Here’s another example where TuneUp identifies programs you haven’t used in a long time and asks you if you recognize them or not. If you don’t recognize the program, TuneUp will help you determine its purpose and help you disable it (more about that later) or uninstall it:
As with all good optimization programs, you can back out your changes at any time. The TuneUp Rescue Center can help you fix and problems that may be caused by over-zealous clean up.
Disable Programs; Verify their Usefulness by Rating
The Program Decactivator deactivates programs that you currently don’t use. By deactiviating a program, you stop the services and supporting programs that are run by it. If you need some of these programs occasionally, it could be tedious to uninstall and reinstall these programs again and again. The Program Deactivator is designed to “pause” a program until you need it again. I deactivated iTunes (which tends to slow down my PC), plugged in my iPhone, and TuneUp popped up to let me know iTunes had, in an instant, been reactivated for use again — easy!
Not sure which programs to deactivate? TuneUp comes with a user-driven rating system that lets you rate the programs you use and view the ratings left by others:
Aware of privacy concerns, I checked out What data will be transferred? and saw the following:
I also spoke to one of the founders of the company, Tibor Schiemann, and he verified that no personal or identifiable information is sent in this process and that your anonymity is high priority.
One feature that isn’t new but is very useful is TuneUp Shredder. Find out how to use it here: Permanently delete files with TuneUp Shredder.
That concludes the overview. Now, on to the new features in 2012.
TuneUp Utilities 2012 New Features
TuneUp Economy Mode
TuneUp Economy mode changes system settings, disables hardware, and helps your PC run more conservatively to help save battery life. If you’re someone who is on the go all the time, you know how much an extra 20 minutes of battery life can help when you’re, for example: stuck on a plane; finishing a report just before class; or cramming a revision session in outside the exam hall. Economy Mode can be accessed with just two clicks (click TuneUp in the system tray and click Economy Mode) and it will instantly start saving you power.
I tried TuneUp Economy Mode on my wife’s netbook:
Setup: New installation Windows 7 Ultimate w/SP1 and VLC Player.

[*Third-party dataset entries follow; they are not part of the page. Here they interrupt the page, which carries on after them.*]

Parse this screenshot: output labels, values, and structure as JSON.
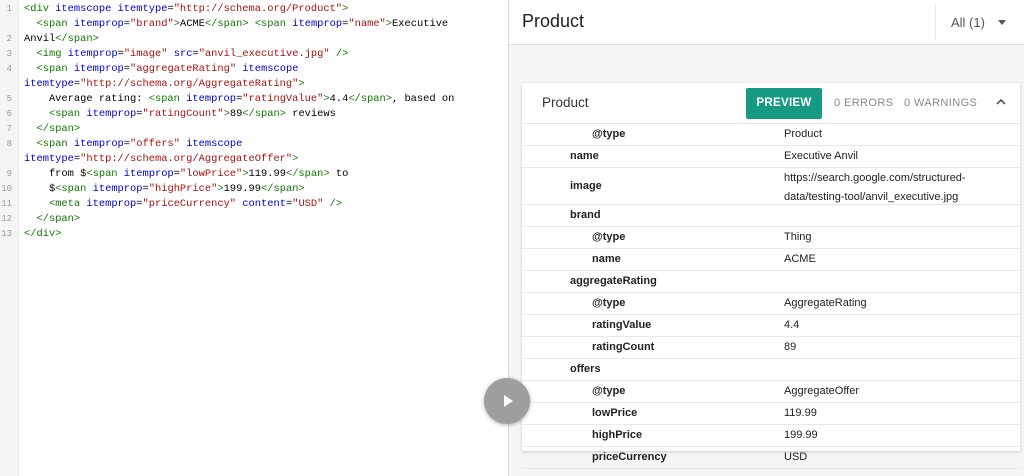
{
  "code": {
    "lines": [
      [
        {
          "t": "tag",
          "s": "<div "
        },
        {
          "t": "attr",
          "s": "itemscope itemtype"
        },
        {
          "t": "txt",
          "s": "="
        },
        {
          "t": "str",
          "s": "\"http://schema.org/Product\""
        },
        {
          "t": "tag",
          "s": ">"
        }
      ],
      [
        {
          "t": "txt",
          "s": "  "
        },
        {
          "t": "tag",
          "s": "<span "
        },
        {
          "t": "attr",
          "s": "itemprop"
        },
        {
          "t": "txt",
          "s": "="
        },
        {
          "t": "str",
          "s": "\"brand\""
        },
        {
          "t": "tag",
          "s": ">"
        },
        {
          "t": "txt",
          "s": "ACME"
        },
        {
          "t": "tag",
          "s": "</span>"
        },
        {
          "t": "txt",
          "s": " "
        },
        {
          "t": "tag",
          "s": "<span "
        },
        {
          "t": "attr",
          "s": "itemprop"
        },
        {
          "t": "txt",
          "s": "="
        },
        {
          "t": "str",
          "s": "\"name\""
        },
        {
          "t": "tag",
          "s": ">"
        },
        {
          "t": "txt",
          "s": "Executive"
        }
      ],
      [
        {
          "t": "txt",
          "s": "Anvil"
        },
        {
          "t": "tag",
          "s": "</span>"
        }
      ],
      [
        {
          "t": "txt",
          "s": "  "
        },
        {
          "t": "tag",
          "s": "<img "
        },
        {
          "t": "attr",
          "s": "itemprop"
        },
        {
          "t": "txt",
          "s": "="
        },
        {
          "t": "str",
          "s": "\"image\""
        },
        {
          "t": "txt",
          "s": " "
        },
        {
          "t": "attr",
          "s": "src"
        },
        {
          "t": "txt",
          "s": "="
        },
        {
          "t": "str",
          "s": "\"anvil_executive.jpg\""
        },
        {
          "t": "txt",
          "s": " "
        },
        {
          "t": "tag",
          "s": "/>"
        }
      ],
      [
        {
          "t": "txt",
          "s": "  "
        },
        {
          "t": "tag",
          "s": "<span "
        },
        {
          "t": "attr",
          "s": "itemprop"
        },
        {
          "t": "txt",
          "s": "="
        },
        {
          "t": "str",
          "s": "\"aggregateRating\""
        },
        {
          "t": "txt",
          "s": " "
        },
        {
          "t": "attr",
          "s": "itemscope"
        }
      ],
      [
        {
          "t": "attr",
          "s": "itemtype"
        },
        {
          "t": "txt",
          "s": "="
        },
        {
          "t": "str",
          "s": "\"http://schema.org/AggregateRating\""
        },
        {
          "t": "tag",
          "s": ">"
        }
      ],
      [
        {
          "t": "txt",
          "s": "    Average rating: "
        },
        {
          "t": "tag",
          "s": "<span "
        },
        {
          "t": "attr",
          "s": "itemprop"
        },
        {
          "t": "txt",
          "s": "="
        },
        {
          "t": "str",
          "s": "\"ratingValue\""
        },
        {
          "t": "tag",
          "s": ">"
        },
        {
          "t": "txt",
          "s": "4.4"
        },
        {
          "t": "tag",
          "s": "</span>"
        },
        {
          "t": "txt",
          "s": ", based on"
        }
      ],
      [
        {
          "t": "txt",
          "s": "    "
        },
        {
          "t": "tag",
          "s": "<span "
        },
        {
          "t": "attr",
          "s": "itemprop"
        },
        {
          "t": "txt",
          "s": "="
        },
        {
          "t": "str",
          "s": "\"ratingCount\""
        },
        {
          "t": "tag",
          "s": ">"
        },
        {
          "t": "txt",
          "s": "89"
        },
        {
          "t": "tag",
          "s": "</span>"
        },
        {
          "t": "txt",
          "s": " reviews"
        }
      ],
      [
        {
          "t": "txt",
          "s": "  "
        },
        {
          "t": "tag",
          "s": "</span>"
        }
      ],
      [
        {
          "t": "txt",
          "s": "  "
        },
        {
          "t": "tag",
          "s": "<span "
        },
        {
          "t": "attr",
          "s": "itemprop"
        },
        {
          "t": "txt",
          "s": "="
        },
        {
          "t": "str",
          "s": "\"offers\""
        },
        {
          "t": "txt",
          "s": " "
        },
        {
          "t": "attr",
          "s": "itemscope"
        }
      ],
      [
        {
          "t": "attr",
          "s": "itemtype"
        },
        {
          "t": "txt",
          "s": "="
        },
        {
          "t": "str",
          "s": "\"http://schema.org/AggregateOffer\""
        },
        {
          "t": "tag",
          "s": ">"
        }
      ],
      [
        {
          "t": "txt",
          "s": "    from $"
        },
        {
          "t": "tag",
          "s": "<span "
        },
        {
          "t": "attr",
          "s": "itemprop"
        },
        {
          "t": "txt",
          "s": "="
        },
        {
          "t": "str",
          "s": "\"lowPrice\""
        },
        {
          "t": "tag",
          "s": ">"
        },
        {
          "t": "txt",
          "s": "119.99"
        },
        {
          "t": "tag",
          "s": "</span>"
        },
        {
          "t": "txt",
          "s": " to"
        }
      ],
      [
        {
          "t": "txt",
          "s": "    $"
        },
        {
          "t": "tag",
          "s": "<span "
        },
        {
          "t": "attr",
          "s": "itemprop"
        },
        {
          "t": "txt",
          "s": "="
        },
        {
          "t": "str",
          "s": "\"highPrice\""
        },
        {
          "t": "tag",
          "s": ">"
        },
        {
          "t": "txt",
          "s": "199.99"
        },
        {
          "t": "tag",
          "s": "</span>"
        }
      ],
      [
        {
          "t": "txt",
          "s": "    "
        },
        {
          "t": "tag",
          "s": "<meta "
        },
        {
          "t": "attr",
          "s": "itemprop"
        },
        {
          "t": "txt",
          "s": "="
        },
        {
          "t": "str",
          "s": "\"priceCurrency\""
        },
        {
          "t": "txt",
          "s": " "
        },
        {
          "t": "attr",
          "s": "content"
        },
        {
          "t": "txt",
          "s": "="
        },
        {
          "t": "str",
          "s": "\"USD\""
        },
        {
          "t": "txt",
          "s": " "
        },
        {
          "t": "tag",
          "s": "/>"
        }
      ],
      [
        {
          "t": "txt",
          "s": "  "
        },
        {
          "t": "tag",
          "s": "</span>"
        }
      ],
      [
        {
          "t": "tag",
          "s": "</div>"
        }
      ]
    ],
    "line_numbers": [
      "1",
      "",
      "2",
      "3",
      "4",
      "",
      "5",
      "6",
      "7",
      "8",
      "",
      "9",
      "10",
      "11",
      "12",
      "13"
    ]
  },
  "panel": {
    "title": "Product",
    "filter": "All (1)"
  },
  "card": {
    "title": "Product",
    "preview_label": "PREVIEW",
    "errors_label": "0 ERRORS",
    "warnings_label": "0 WARNINGS",
    "rows": [
      {
        "key": "@type",
        "value": "Product",
        "indent": 1
      },
      {
        "key": "name",
        "value": "Executive Anvil",
        "indent": 0
      },
      {
        "key": "image",
        "value": "https://search.google.com/structured-data/testing-tool/anvil_executive.jpg",
        "indent": 0,
        "tall": true
      },
      {
        "key": "brand",
        "value": "",
        "indent": 0
      },
      {
        "key": "@type",
        "value": "Thing",
        "indent": 1
      },
      {
        "key": "name",
        "value": "ACME",
        "indent": 1
      },
      {
        "key": "aggregateRating",
        "value": "",
        "indent": 0
      },
      {
        "key": "@type",
        "value": "AggregateRating",
        "indent": 1
      },
      {
        "key": "ratingValue",
        "value": "4.4",
        "indent": 1
      },
      {
        "key": "ratingCount",
        "value": "89",
        "indent": 1
      },
      {
        "key": "offers",
        "value": "",
        "indent": 0
      },
      {
        "key": "@type",
        "value": "AggregateOffer",
        "indent": 1
      },
      {
        "key": "lowPrice",
        "value": "119.99",
        "indent": 1
      },
      {
        "key": "highPrice",
        "value": "199.99",
        "indent": 1
      },
      {
        "key": "priceCurrency",
        "value": "USD",
        "indent": 1
      }
    ]
  },
  "colors": {
    "preview_button": "#169a82",
    "tag": "#117700",
    "attr": "#0000cc",
    "string": "#aa1111"
  },
  "icons": {
    "play": "play-icon",
    "caret": "caret-down-icon",
    "collapse": "chevron-up-icon"
  }
}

Battery fully charged.
Test: Play HD (720p) MKV on loop until battery drains
Standard Mode: 2 hours and 15 minutes
Windows Power saver mode: 2 hours and 23 minutes
Economy Mode: 2 hours and 53 minutes (a 28% improvement! over standard mode)
The results of this test are fairly significant; use of Economy Mode is a far better option than Windows “Power saver” mode or no power savings.
New in TuneUp 2011 was the Tuning status bar; this year, it’s been improved to be a little more intuitive and help you understand what needs to be done to improve performance:
As you can, see there is more information on what steps you’ve taken to optimize and what is outstanding–unused potential.
TuneUp Utilities Settings
As each utility within TuneUp has it’s own configuration, you can quickly get lost in settings screens and even change the same settings twice or three times through different panels without realizing. This year, TuneUp Utilities comes with a unified settings console to help you configure each tool in a central location. While this isn’t really an exciting feature, it really does help you organize yourself a little more and take a more systematic approach to your optimizing.
Other notable changes include:
- Enhancements to the program deactivator; now the assistant reactivates programs for use and then automatically deactivates them again for you. Read more about the Program Deactivator in the overview above.
- A modified dashboard UI with integrated settings buttons for each utility as well as a switch for the three performance modes